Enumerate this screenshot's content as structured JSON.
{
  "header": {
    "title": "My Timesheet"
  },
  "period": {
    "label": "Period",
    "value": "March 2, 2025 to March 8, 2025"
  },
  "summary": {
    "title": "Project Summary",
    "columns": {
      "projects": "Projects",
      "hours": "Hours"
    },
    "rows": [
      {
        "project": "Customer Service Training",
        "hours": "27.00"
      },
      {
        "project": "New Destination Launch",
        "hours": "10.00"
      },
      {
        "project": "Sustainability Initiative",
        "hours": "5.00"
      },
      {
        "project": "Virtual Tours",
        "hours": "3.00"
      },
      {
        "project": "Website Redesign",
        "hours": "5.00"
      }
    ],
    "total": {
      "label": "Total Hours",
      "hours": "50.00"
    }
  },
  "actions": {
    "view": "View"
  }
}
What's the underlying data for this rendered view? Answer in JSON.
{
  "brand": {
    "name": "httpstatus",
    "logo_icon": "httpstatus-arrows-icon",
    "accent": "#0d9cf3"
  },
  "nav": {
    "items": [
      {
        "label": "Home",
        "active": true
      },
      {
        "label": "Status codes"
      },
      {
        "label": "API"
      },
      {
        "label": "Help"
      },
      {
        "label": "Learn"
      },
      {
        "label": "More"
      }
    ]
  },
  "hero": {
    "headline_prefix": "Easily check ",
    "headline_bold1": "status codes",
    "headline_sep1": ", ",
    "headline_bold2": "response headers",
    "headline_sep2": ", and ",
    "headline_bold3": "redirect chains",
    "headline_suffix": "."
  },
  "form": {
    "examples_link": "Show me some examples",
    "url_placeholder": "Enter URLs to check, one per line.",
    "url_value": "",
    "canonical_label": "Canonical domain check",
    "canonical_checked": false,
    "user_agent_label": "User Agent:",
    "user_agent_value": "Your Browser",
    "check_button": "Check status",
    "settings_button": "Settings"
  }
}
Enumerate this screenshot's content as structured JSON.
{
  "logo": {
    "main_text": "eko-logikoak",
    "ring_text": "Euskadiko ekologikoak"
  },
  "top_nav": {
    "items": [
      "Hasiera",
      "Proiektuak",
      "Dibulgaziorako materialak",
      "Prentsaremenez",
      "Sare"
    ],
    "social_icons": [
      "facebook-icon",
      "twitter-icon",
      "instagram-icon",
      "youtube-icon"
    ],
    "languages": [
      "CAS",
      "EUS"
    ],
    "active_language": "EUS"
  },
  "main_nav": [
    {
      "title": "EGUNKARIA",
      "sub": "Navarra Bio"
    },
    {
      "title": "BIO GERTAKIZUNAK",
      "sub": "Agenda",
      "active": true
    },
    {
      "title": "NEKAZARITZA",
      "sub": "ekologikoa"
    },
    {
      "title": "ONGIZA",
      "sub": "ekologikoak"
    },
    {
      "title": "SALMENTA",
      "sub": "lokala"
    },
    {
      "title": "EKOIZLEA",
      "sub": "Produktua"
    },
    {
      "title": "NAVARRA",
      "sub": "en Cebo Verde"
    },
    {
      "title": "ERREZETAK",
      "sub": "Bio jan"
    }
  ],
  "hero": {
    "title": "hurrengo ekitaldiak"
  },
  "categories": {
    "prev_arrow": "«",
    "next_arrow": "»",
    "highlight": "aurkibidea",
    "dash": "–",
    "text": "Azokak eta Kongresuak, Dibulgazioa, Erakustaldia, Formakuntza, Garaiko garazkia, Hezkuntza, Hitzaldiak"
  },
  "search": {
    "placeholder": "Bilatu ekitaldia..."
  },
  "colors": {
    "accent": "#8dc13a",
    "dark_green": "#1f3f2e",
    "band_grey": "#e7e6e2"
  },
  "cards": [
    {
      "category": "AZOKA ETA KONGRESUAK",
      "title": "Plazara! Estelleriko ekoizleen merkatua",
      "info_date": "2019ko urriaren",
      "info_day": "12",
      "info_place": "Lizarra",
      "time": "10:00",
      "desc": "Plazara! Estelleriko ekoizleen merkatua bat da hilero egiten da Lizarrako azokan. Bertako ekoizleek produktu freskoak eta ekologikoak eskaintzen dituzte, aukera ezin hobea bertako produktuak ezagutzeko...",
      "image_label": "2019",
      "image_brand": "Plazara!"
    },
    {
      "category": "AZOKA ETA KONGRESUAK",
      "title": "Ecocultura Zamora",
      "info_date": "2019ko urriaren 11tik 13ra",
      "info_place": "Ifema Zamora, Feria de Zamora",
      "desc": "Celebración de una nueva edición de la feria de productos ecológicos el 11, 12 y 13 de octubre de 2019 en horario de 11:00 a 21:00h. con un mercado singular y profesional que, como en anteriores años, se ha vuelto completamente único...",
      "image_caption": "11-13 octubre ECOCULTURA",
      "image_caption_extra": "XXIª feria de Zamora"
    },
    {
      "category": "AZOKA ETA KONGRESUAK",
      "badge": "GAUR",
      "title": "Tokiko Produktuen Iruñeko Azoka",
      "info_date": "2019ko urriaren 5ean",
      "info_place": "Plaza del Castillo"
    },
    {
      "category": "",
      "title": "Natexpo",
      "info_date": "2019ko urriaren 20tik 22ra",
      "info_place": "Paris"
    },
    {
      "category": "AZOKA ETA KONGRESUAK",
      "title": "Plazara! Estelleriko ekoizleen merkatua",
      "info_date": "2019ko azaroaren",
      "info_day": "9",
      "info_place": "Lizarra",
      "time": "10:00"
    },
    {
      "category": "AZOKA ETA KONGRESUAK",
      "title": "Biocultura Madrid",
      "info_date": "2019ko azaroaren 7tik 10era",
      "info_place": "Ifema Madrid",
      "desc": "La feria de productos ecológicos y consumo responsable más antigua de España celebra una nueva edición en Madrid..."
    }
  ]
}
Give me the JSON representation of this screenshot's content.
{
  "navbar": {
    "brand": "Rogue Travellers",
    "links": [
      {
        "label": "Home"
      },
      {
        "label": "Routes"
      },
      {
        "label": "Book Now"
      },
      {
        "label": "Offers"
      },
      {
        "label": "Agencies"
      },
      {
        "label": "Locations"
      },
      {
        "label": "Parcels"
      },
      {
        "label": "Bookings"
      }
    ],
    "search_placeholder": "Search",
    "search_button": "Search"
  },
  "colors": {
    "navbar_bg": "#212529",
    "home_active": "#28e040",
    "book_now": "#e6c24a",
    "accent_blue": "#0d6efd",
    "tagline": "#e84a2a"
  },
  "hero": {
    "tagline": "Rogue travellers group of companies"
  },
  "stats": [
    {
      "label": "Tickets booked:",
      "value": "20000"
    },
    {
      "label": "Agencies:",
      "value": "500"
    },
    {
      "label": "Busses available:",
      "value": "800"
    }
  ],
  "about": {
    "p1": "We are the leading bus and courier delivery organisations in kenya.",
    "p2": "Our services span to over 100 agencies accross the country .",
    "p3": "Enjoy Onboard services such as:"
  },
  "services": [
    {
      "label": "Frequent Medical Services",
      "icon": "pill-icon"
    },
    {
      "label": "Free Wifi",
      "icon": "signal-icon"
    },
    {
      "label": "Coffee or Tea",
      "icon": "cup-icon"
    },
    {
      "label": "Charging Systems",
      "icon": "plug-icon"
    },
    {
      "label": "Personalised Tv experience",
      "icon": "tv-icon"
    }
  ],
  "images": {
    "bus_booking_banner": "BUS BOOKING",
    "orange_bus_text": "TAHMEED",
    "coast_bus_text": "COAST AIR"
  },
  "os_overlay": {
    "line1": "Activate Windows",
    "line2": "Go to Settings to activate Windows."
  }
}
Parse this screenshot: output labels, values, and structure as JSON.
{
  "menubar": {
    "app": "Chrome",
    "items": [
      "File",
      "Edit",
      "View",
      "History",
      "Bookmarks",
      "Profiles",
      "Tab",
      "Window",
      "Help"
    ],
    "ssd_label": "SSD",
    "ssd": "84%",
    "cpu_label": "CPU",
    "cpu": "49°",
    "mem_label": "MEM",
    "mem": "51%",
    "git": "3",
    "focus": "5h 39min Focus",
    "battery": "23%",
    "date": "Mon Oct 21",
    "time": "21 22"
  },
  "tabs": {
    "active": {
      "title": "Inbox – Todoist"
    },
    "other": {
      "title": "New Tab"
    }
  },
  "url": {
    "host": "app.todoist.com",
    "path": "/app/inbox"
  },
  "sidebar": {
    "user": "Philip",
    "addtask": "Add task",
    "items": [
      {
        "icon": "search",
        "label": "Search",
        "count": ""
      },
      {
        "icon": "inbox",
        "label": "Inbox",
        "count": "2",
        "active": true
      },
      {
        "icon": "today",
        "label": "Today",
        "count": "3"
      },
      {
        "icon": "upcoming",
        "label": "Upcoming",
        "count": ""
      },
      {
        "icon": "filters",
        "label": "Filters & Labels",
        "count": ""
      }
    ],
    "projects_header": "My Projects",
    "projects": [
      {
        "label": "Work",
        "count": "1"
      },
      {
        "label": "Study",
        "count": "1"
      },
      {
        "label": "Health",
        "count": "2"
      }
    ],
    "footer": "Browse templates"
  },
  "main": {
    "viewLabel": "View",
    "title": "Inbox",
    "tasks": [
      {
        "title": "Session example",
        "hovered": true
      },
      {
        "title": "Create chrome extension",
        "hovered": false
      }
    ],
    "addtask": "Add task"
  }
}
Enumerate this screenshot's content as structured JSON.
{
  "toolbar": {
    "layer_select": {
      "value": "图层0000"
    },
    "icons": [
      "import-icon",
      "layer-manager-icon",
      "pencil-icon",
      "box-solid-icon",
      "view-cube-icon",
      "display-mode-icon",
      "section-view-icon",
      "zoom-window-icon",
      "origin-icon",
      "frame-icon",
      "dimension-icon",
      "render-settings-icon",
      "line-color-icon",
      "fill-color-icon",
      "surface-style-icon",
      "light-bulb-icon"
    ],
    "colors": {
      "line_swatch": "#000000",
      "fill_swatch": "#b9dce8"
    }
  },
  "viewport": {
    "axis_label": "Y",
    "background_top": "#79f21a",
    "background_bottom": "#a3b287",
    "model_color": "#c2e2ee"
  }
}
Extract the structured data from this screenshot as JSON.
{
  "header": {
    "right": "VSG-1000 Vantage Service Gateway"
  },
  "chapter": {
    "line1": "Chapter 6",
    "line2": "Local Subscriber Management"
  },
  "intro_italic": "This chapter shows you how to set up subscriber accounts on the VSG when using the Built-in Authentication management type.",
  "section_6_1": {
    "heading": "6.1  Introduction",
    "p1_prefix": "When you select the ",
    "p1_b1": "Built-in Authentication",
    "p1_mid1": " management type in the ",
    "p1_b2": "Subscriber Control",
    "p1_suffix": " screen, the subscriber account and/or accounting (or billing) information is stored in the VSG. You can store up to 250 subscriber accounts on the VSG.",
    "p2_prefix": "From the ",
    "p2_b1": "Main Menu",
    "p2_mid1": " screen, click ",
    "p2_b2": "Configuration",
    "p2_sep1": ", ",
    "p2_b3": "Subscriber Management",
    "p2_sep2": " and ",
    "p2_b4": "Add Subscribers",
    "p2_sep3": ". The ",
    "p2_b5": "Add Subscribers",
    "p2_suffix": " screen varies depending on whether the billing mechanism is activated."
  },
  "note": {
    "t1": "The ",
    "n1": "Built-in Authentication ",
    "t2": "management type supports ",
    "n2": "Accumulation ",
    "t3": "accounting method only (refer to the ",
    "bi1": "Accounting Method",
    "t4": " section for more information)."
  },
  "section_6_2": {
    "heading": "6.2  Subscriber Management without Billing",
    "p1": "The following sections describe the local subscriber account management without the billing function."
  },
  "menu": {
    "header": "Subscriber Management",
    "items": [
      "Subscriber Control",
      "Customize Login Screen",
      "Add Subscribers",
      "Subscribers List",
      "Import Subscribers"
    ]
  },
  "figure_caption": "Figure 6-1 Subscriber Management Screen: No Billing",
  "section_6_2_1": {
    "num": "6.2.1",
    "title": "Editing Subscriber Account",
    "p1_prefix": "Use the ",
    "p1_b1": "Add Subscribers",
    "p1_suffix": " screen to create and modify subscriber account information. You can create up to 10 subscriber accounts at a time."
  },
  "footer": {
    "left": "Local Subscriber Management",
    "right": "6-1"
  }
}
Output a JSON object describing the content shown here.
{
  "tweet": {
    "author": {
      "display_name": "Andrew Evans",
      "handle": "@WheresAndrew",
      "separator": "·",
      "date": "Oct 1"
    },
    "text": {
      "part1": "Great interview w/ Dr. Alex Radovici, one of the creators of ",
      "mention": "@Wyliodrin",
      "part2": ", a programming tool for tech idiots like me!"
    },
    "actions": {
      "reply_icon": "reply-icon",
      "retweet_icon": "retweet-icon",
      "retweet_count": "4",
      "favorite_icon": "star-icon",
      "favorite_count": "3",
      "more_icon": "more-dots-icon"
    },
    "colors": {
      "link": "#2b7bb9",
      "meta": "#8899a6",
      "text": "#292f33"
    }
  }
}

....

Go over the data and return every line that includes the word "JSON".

Written solution:
Enumerate this screenshot's content as structured JSON.
What's the underlying data for this rendered view? Answer in JSON.
Enumerate this screenshot's content as structured JSON.
Give me the JSON representation of this screenshot's content.
Parse this screenshot: output labels, values, and structure as JSON.
Enumerate this screenshot's content as structured JSON.
Extract the structured data from this screenshot as JSON.
Output a JSON object describing the content shown here.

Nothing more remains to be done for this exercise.